Work task: Lines holding the string "index" are the ones to copy; find them all in the data.

------------

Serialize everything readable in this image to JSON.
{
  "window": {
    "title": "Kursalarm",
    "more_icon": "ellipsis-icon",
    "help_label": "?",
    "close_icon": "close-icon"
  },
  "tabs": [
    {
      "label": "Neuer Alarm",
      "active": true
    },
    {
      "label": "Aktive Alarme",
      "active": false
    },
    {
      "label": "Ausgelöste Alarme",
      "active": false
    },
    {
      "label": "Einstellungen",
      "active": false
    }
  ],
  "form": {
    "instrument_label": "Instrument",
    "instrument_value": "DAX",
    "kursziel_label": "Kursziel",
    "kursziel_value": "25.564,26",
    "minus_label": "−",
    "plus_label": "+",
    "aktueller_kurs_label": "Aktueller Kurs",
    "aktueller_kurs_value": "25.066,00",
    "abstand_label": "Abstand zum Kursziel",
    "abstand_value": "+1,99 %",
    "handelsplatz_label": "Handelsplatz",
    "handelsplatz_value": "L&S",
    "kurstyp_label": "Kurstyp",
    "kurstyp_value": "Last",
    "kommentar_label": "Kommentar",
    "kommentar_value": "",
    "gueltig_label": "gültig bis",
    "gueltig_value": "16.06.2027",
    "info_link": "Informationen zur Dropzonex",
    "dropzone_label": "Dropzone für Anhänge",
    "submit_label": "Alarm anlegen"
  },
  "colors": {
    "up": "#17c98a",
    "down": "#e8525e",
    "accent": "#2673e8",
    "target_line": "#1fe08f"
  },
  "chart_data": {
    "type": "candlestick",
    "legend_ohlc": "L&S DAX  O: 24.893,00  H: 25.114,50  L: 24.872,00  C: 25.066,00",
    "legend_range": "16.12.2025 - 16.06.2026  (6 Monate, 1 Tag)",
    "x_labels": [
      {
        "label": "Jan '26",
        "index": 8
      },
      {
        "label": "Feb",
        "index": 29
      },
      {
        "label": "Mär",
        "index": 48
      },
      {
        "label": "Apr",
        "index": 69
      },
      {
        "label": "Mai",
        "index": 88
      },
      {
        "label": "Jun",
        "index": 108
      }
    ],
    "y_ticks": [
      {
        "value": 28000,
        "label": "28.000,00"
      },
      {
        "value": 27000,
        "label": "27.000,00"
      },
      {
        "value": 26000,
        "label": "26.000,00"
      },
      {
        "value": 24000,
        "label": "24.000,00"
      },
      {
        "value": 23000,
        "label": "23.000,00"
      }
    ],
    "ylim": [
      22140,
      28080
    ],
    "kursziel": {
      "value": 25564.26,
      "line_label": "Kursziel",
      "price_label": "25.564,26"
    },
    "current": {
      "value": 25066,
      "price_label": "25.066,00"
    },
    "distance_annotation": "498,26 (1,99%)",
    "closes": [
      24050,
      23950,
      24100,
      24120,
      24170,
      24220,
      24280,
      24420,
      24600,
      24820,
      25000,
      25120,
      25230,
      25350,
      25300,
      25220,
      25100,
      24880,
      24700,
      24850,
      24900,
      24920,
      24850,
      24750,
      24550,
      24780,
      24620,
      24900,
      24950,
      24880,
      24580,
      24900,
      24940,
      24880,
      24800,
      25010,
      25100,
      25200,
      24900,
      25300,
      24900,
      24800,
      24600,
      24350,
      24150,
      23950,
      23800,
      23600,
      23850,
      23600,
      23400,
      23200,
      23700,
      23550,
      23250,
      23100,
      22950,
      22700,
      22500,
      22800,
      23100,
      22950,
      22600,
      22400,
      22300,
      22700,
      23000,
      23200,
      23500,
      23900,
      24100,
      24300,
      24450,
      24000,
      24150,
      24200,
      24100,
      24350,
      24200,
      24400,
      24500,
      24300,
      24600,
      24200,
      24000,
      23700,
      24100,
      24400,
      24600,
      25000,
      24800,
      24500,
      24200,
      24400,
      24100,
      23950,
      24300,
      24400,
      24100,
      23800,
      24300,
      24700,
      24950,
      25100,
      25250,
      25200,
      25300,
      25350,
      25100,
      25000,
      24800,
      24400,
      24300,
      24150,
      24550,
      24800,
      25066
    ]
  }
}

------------

Problem solution:
        "index": 8
        "index": 29
        "index": 48
        "index": 69
        "index": 88
        "index": 108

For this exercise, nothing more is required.